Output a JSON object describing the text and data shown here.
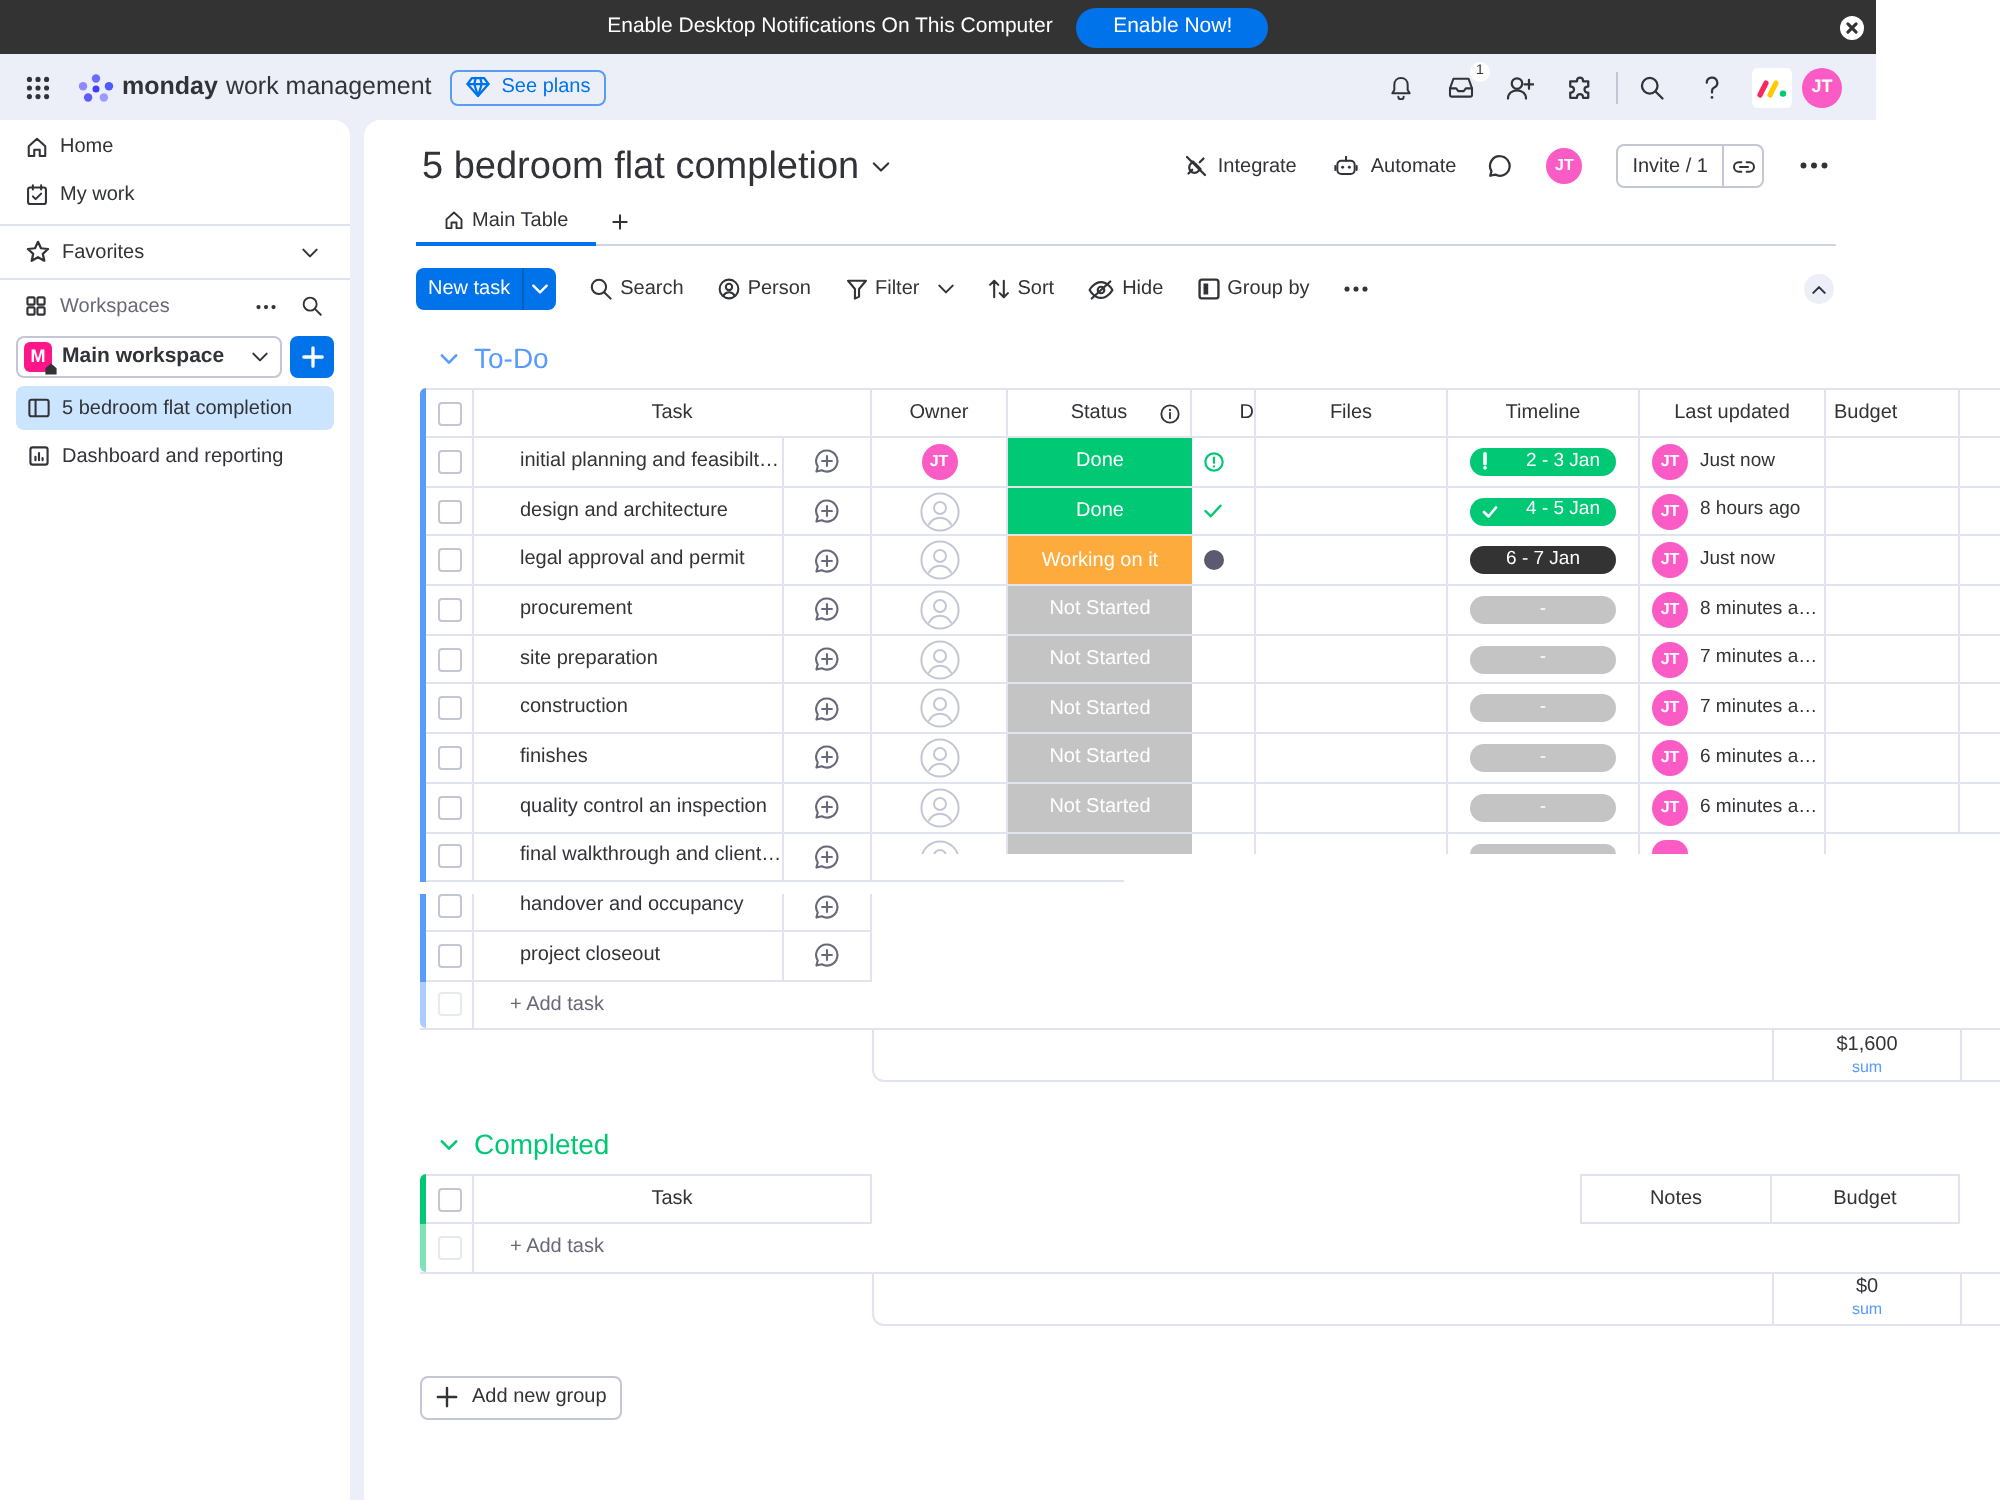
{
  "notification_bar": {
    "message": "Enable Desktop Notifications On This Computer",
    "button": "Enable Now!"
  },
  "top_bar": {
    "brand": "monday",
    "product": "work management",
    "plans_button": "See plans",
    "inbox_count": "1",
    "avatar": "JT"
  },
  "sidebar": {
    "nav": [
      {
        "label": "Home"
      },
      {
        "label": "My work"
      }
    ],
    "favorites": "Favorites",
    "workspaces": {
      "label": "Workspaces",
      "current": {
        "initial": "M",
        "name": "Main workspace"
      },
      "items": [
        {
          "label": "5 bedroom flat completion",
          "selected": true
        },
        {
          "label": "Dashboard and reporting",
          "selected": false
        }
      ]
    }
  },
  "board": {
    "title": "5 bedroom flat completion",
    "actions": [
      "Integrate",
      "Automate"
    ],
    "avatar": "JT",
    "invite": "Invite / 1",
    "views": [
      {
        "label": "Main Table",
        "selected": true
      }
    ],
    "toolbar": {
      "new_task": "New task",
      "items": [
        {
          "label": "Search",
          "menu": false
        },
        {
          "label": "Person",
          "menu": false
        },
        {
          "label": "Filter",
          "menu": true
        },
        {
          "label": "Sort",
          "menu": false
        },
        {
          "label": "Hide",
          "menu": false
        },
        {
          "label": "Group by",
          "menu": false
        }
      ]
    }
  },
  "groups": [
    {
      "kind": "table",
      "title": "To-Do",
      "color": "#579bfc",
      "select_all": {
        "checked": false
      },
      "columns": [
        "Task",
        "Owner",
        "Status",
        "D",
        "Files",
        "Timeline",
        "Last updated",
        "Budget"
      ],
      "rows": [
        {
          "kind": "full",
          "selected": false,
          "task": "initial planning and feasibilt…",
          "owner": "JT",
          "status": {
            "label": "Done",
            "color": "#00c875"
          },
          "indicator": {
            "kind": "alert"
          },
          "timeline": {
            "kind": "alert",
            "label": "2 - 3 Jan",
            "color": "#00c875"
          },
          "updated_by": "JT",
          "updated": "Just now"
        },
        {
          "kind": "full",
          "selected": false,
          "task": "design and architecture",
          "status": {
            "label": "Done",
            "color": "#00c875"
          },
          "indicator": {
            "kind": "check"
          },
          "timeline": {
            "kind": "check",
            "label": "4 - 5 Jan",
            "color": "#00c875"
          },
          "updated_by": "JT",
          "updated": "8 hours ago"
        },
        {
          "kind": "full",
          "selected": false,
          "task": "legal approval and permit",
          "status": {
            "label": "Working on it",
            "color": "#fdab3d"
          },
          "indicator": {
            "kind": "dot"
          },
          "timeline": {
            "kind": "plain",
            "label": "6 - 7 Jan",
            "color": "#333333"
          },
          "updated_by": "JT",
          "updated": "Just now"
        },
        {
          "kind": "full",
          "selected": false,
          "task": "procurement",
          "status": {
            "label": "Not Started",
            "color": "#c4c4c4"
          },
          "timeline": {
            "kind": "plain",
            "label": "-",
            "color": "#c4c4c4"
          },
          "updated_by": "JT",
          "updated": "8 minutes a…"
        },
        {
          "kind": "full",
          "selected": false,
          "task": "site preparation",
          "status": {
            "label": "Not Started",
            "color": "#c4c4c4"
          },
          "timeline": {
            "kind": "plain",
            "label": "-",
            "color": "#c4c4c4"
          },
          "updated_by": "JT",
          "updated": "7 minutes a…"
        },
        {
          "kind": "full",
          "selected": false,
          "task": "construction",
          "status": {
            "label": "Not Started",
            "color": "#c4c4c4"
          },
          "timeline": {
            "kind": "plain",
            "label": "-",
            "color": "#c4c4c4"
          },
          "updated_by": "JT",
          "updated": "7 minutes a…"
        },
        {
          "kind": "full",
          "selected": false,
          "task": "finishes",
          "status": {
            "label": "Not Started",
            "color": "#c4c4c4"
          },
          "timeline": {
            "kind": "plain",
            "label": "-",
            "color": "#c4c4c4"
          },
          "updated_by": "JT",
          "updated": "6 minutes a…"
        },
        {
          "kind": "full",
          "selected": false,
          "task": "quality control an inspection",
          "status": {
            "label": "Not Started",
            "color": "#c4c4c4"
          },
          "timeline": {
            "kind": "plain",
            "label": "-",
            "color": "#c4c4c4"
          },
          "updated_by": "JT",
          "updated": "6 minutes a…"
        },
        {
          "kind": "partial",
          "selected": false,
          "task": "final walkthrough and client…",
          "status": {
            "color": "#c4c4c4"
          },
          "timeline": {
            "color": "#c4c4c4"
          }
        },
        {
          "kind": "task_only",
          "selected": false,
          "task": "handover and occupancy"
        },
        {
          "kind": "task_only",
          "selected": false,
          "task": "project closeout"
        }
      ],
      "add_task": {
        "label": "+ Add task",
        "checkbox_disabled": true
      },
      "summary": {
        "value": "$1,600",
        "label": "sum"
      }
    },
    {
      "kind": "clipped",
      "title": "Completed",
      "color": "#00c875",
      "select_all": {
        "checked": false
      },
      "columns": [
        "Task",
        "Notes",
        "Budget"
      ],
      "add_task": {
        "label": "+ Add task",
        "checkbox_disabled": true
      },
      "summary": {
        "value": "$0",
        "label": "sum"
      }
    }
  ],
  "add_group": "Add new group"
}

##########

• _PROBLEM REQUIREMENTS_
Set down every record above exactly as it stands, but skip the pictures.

• _FINAL ANSWER_
Output a JSON object describing the text and data shown here.
{
  "notification_bar": {
    "message": "Enable Desktop Notifications On This Computer",
    "button": "Enable Now!"
  },
  "top_bar": {
    "brand": "monday",
    "product": "work management",
    "plans_button": "See plans",
    "inbox_count": "1",
    "avatar": "JT"
  },
  "sidebar": {
    "nav": [
      {
        "label": "Home"
      },
      {
        "label": "My work"
      }
    ],
    "favorites": "Favorites",
    "workspaces": {
      "label": "Workspaces",
      "current": {
        "initial": "M",
        "name": "Main workspace"
      },
      "items": [
        {
          "label": "5 bedroom flat completion",
          "selected": true
        },
        {
          "label": "Dashboard and reporting",
          "selected": false
        }
      ]
    }
  },
  "board": {
    "title": "5 bedroom flat completion",
    "actions": [
      "Integrate",
      "Automate"
    ],
    "avatar": "JT",
    "invite": "Invite / 1",
    "views": [
      {
        "label": "Main Table",
        "selected": true
      }
    ],
    "toolbar": {
      "new_task": "New task",
      "items": [
        {
          "label": "Search",
          "menu": false
        },
        {
          "label": "Person",
          "menu": false
        },
        {
          "label": "Filter",
          "menu": true
        },
        {
          "label": "Sort",
          "menu": false
        },
        {
          "label": "Hide",
          "menu": false
        },
        {
          "label": "Group by",
          "menu": false
        }
      ]
    }
  },
  "groups": [
    {
      "kind": "table",
      "title": "To-Do",
      "color": "#579bfc",
      "select_all": {
        "checked": false
      },
      "columns": [
        "Task",
        "Owner",
        "Status",
        "D",
        "Files",
        "Timeline",
        "Last updated",
        "Budget"
      ],
      "rows": [
        {
          "kind": "full",
          "selected": false,
          "task": "initial planning and feasibilt…",
          "owner": "JT",
          "status": {
            "label": "Done",
            "color": "#00c875"
          },
          "indicator": {
            "kind": "alert"
          },
          "timeline": {
            "kind": "alert",
            "label": "2 - 3 Jan",
            "color": "#00c875"
          },
          "updated_by": "JT",
          "updated": "Just now"
        },
        {
          "kind": "full",
          "selected": false,
          "task": "design and architecture",
          "status": {
            "label": "Done",
            "color": "#00c875"
          },
          "indicator": {
            "kind": "check"
          },
          "timeline": {
            "kind": "check",
            "label": "4 - 5 Jan",
            "color": "#00c875"
          },
          "updated_by": "JT",
          "updated": "8 hours ago"
        },
        {
          "kind": "full",
          "selected": false,
          "task": "legal approval and permit",
          "status": {
            "label": "Working on it",
            "color": "#fdab3d"
          },
          "indicator": {
            "kind": "dot"
          },
          "timeline": {
            "kind": "plain",
            "label": "6 - 7 Jan",
            "color": "#333333"
          },
          "updated_by": "JT",
          "updated": "Just now"
        },
        {
          "kind": "full",
          "selected": false,
          "task": "procurement",
          "status": {
            "label": "Not Started",
            "color": "#c4c4c4"
          },
          "timeline": {
            "kind": "plain",
            "label": "-",
            "color": "#c4c4c4"
          },
          "updated_by": "JT",
          "updated": "8 minutes a…"
        },
        {
          "kind": "full",
          "selected": false,
          "task": "site preparation",
          "status": {
            "label": "Not Started",
            "color": "#c4c4c4"
          },
          "timeline": {
            "kind": "plain",
            "label": "-",
            "color": "#c4c4c4"
          },
          "updated_by": "JT",
          "updated": "7 minutes a…"
        },
        {
          "kind": "full",
          "selected": false,
          "task": "construction",
          "status": {
            "label": "Not Started",
            "color": "#c4c4c4"
          },
          "timeline": {
            "kind": "plain",
            "label": "-",
            "color": "#c4c4c4"
          },
          "updated_by": "JT",
          "updated": "7 minutes a…"
        },
        {
          "kind": "full",
          "selected": false,
          "task": "finishes",
          "status": {
            "label": "Not Started",
            "color": "#c4c4c4"
          },
          "timeline": {
            "kind": "plain",
            "label": "-",
            "color": "#c4c4c4"
          },
          "updated_by": "JT",
          "updated": "6 minutes a…"
        },
        {
          "kind": "full",
          "selected": false,
          "task": "quality control an inspection",
          "status": {
            "label": "Not Started",
            "color": "#c4c4c4"
          },
          "timeline": {
            "kind": "plain",
            "label": "-",
            "color": "#c4c4c4"
          },
          "updated_by": "JT",
          "updated": "6 minutes a…"
        },
        {
          "kind": "partial",
          "selected": false,
          "task": "final walkthrough and client…",
          "status": {
            "color": "#c4c4c4"
          },
          "timeline": {
            "color": "#c4c4c4"
          }
        },
        {
          "kind": "task_only",
          "selected": false,
          "task": "handover and occupancy"
        },
        {
          "kind": "task_only",
          "selected": false,
          "task": "project closeout"
        }
      ],
      "add_task": {
        "label": "+ Add task",
        "checkbox_disabled": true
      },
      "summary": {
        "value": "$1,600",
        "label": "sum"
      }
    },
    {
      "kind": "clipped",
      "title": "Completed",
      "color": "#00c875",
      "select_all": {
        "checked": false
      },
      "columns": [
        "Task",
        "Notes",
        "Budget"
      ],
      "add_task": {
        "label": "+ Add task",
        "checkbox_disabled": true
      },
      "summary": {
        "value": "$0",
        "label": "sum"
      }
    }
  ],
  "add_group": "Add new group"
}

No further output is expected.